§ AVAILABLE DATA
··········
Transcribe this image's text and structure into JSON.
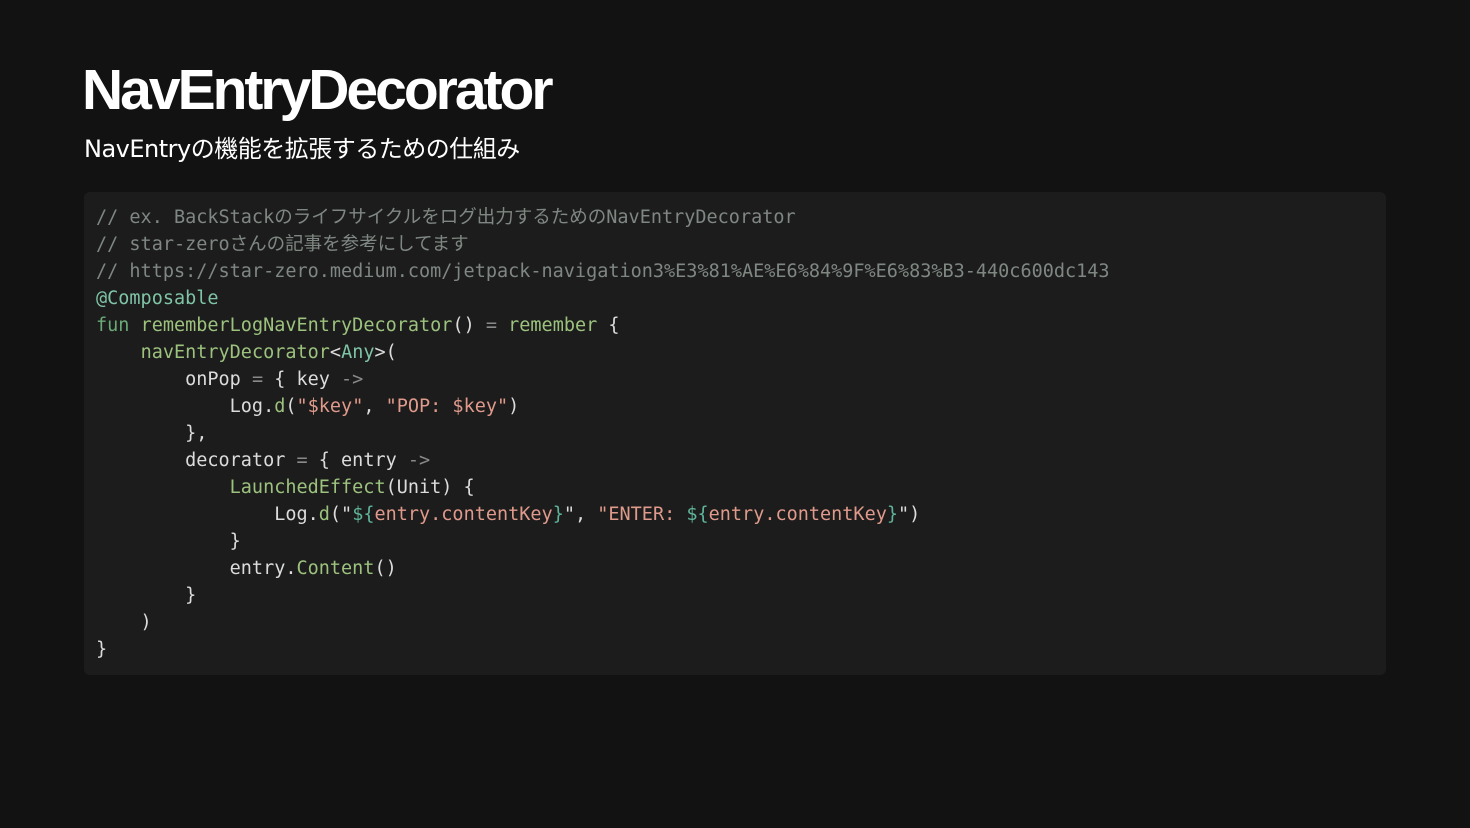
{
  "slide": {
    "title": "NavEntryDecorator",
    "subtitle": "NavEntryの機能を拡張するための仕組み"
  },
  "code": {
    "language": "kotlin",
    "lines": [
      [
        {
          "t": "comment",
          "v": "// ex. BackStackのライフサイクルをログ出力するためのNavEntryDecorator"
        }
      ],
      [
        {
          "t": "comment",
          "v": "// star-zeroさんの記事を参考にしてます"
        }
      ],
      [
        {
          "t": "comment",
          "v": "// https://star-zero.medium.com/jetpack-navigation3%E3%81%AE%E6%84%9F%E6%83%B3-440c600dc143"
        }
      ],
      [
        {
          "t": "ann",
          "v": "@Composable"
        }
      ],
      [
        {
          "t": "kw",
          "v": "fun "
        },
        {
          "t": "fn",
          "v": "rememberLogNavEntryDecorator"
        },
        {
          "t": "plain",
          "v": "() "
        },
        {
          "t": "op",
          "v": "="
        },
        {
          "t": "plain",
          "v": " "
        },
        {
          "t": "fn",
          "v": "remember"
        },
        {
          "t": "plain",
          "v": " {"
        }
      ],
      [
        {
          "t": "plain",
          "v": "    "
        },
        {
          "t": "fn",
          "v": "navEntryDecorator"
        },
        {
          "t": "plain",
          "v": "<"
        },
        {
          "t": "type",
          "v": "Any"
        },
        {
          "t": "plain",
          "v": ">("
        }
      ],
      [
        {
          "t": "plain",
          "v": "        onPop "
        },
        {
          "t": "op",
          "v": "="
        },
        {
          "t": "plain",
          "v": " { key "
        },
        {
          "t": "op",
          "v": "->"
        }
      ],
      [
        {
          "t": "plain",
          "v": "            Log."
        },
        {
          "t": "fn",
          "v": "d"
        },
        {
          "t": "plain",
          "v": "("
        },
        {
          "t": "str",
          "v": "\"$key\""
        },
        {
          "t": "plain",
          "v": ", "
        },
        {
          "t": "str",
          "v": "\"POP: $key\""
        },
        {
          "t": "plain",
          "v": ")"
        }
      ],
      [
        {
          "t": "plain",
          "v": "        },"
        }
      ],
      [
        {
          "t": "plain",
          "v": "        decorator "
        },
        {
          "t": "op",
          "v": "="
        },
        {
          "t": "plain",
          "v": " { entry "
        },
        {
          "t": "op",
          "v": "->"
        }
      ],
      [
        {
          "t": "plain",
          "v": "            "
        },
        {
          "t": "fn",
          "v": "LaunchedEffect"
        },
        {
          "t": "plain",
          "v": "(Unit) {"
        }
      ],
      [
        {
          "t": "plain",
          "v": "                Log."
        },
        {
          "t": "fn",
          "v": "d"
        },
        {
          "t": "plain",
          "v": "(\""
        },
        {
          "t": "tpl",
          "v": "${"
        },
        {
          "t": "str",
          "v": "entry.contentKey"
        },
        {
          "t": "tpl",
          "v": "}"
        },
        {
          "t": "plain",
          "v": "\", "
        },
        {
          "t": "str",
          "v": "\"ENTER: "
        },
        {
          "t": "tpl",
          "v": "${"
        },
        {
          "t": "str",
          "v": "entry.contentKey"
        },
        {
          "t": "tpl",
          "v": "}"
        },
        {
          "t": "plain",
          "v": "\")"
        }
      ],
      [
        {
          "t": "plain",
          "v": "            }"
        }
      ],
      [
        {
          "t": "plain",
          "v": "            entry."
        },
        {
          "t": "fn",
          "v": "Content"
        },
        {
          "t": "plain",
          "v": "()"
        }
      ],
      [
        {
          "t": "plain",
          "v": "        }"
        }
      ],
      [
        {
          "t": "plain",
          "v": "    )"
        }
      ],
      [
        {
          "t": "plain",
          "v": "}"
        }
      ]
    ]
  },
  "colors": {
    "background": "#121213",
    "code_background": "#1c1c1c",
    "comment": "#7f8782",
    "keyword": "#6aa877",
    "function": "#9cc27e",
    "string": "#e09a8b",
    "template": "#5fb39a",
    "annotation": "#7fc4a6"
  }
}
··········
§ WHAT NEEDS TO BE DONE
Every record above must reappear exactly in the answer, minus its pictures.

§ TASK SOLUTION
Transcribe this image's text and structure into JSON.
{
  "slide": {
    "title": "NavEntryDecorator",
    "subtitle": "NavEntryの機能を拡張するための仕組み"
  },
  "code": {
    "language": "kotlin",
    "lines": [
      [
        {
          "t": "comment",
          "v": "// ex. BackStackのライフサイクルをログ出力するためのNavEntryDecorator"
        }
      ],
      [
        {
          "t": "comment",
          "v": "// star-zeroさんの記事を参考にしてます"
        }
      ],
      [
        {
          "t": "comment",
          "v": "// https://star-zero.medium.com/jetpack-navigation3%E3%81%AE%E6%84%9F%E6%83%B3-440c600dc143"
        }
      ],
      [
        {
          "t": "ann",
          "v": "@Composable"
        }
      ],
      [
        {
          "t": "kw",
          "v": "fun "
        },
        {
          "t": "fn",
          "v": "rememberLogNavEntryDecorator"
        },
        {
          "t": "plain",
          "v": "() "
        },
        {
          "t": "op",
          "v": "="
        },
        {
          "t": "plain",
          "v": " "
        },
        {
          "t": "fn",
          "v": "remember"
        },
        {
          "t": "plain",
          "v": " {"
        }
      ],
      [
        {
          "t": "plain",
          "v": "    "
        },
        {
          "t": "fn",
          "v": "navEntryDecorator"
        },
        {
          "t": "plain",
          "v": "<"
        },
        {
          "t": "type",
          "v": "Any"
        },
        {
          "t": "plain",
          "v": ">("
        }
      ],
      [
        {
          "t": "plain",
          "v": "        onPop "
        },
        {
          "t": "op",
          "v": "="
        },
        {
          "t": "plain",
          "v": " { key "
        },
        {
          "t": "op",
          "v": "->"
        }
      ],
      [
        {
          "t": "plain",
          "v": "            Log."
        },
        {
          "t": "fn",
          "v": "d"
        },
        {
          "t": "plain",
          "v": "("
        },
        {
          "t": "str",
          "v": "\"$key\""
        },
        {
          "t": "plain",
          "v": ", "
        },
        {
          "t": "str",
          "v": "\"POP: $key\""
        },
        {
          "t": "plain",
          "v": ")"
        }
      ],
      [
        {
          "t": "plain",
          "v": "        },"
        }
      ],
      [
        {
          "t": "plain",
          "v": "        decorator "
        },
        {
          "t": "op",
          "v": "="
        },
        {
          "t": "plain",
          "v": " { entry "
        },
        {
          "t": "op",
          "v": "->"
        }
      ],
      [
        {
          "t": "plain",
          "v": "            "
        },
        {
          "t": "fn",
          "v": "LaunchedEffect"
        },
        {
          "t": "plain",
          "v": "(Unit) {"
        }
      ],
      [
        {
          "t": "plain",
          "v": "                Log."
        },
        {
          "t": "fn",
          "v": "d"
        },
        {
          "t": "plain",
          "v": "(\""
        },
        {
          "t": "tpl",
          "v": "${"
        },
        {
          "t": "str",
          "v": "entry.contentKey"
        },
        {
          "t": "tpl",
          "v": "}"
        },
        {
          "t": "plain",
          "v": "\", "
        },
        {
          "t": "str",
          "v": "\"ENTER: "
        },
        {
          "t": "tpl",
          "v": "${"
        },
        {
          "t": "str",
          "v": "entry.contentKey"
        },
        {
          "t": "tpl",
          "v": "}"
        },
        {
          "t": "plain",
          "v": "\")"
        }
      ],
      [
        {
          "t": "plain",
          "v": "            }"
        }
      ],
      [
        {
          "t": "plain",
          "v": "            entry."
        },
        {
          "t": "fn",
          "v": "Content"
        },
        {
          "t": "plain",
          "v": "()"
        }
      ],
      [
        {
          "t": "plain",
          "v": "        }"
        }
      ],
      [
        {
          "t": "plain",
          "v": "    )"
        }
      ],
      [
        {
          "t": "plain",
          "v": "}"
        }
      ]
    ]
  },
  "colors": {
    "background": "#121213",
    "code_background": "#1c1c1c",
    "comment": "#7f8782",
    "keyword": "#6aa877",
    "function": "#9cc27e",
    "string": "#e09a8b",
    "template": "#5fb39a",
    "annotation": "#7fc4a6"
  }
}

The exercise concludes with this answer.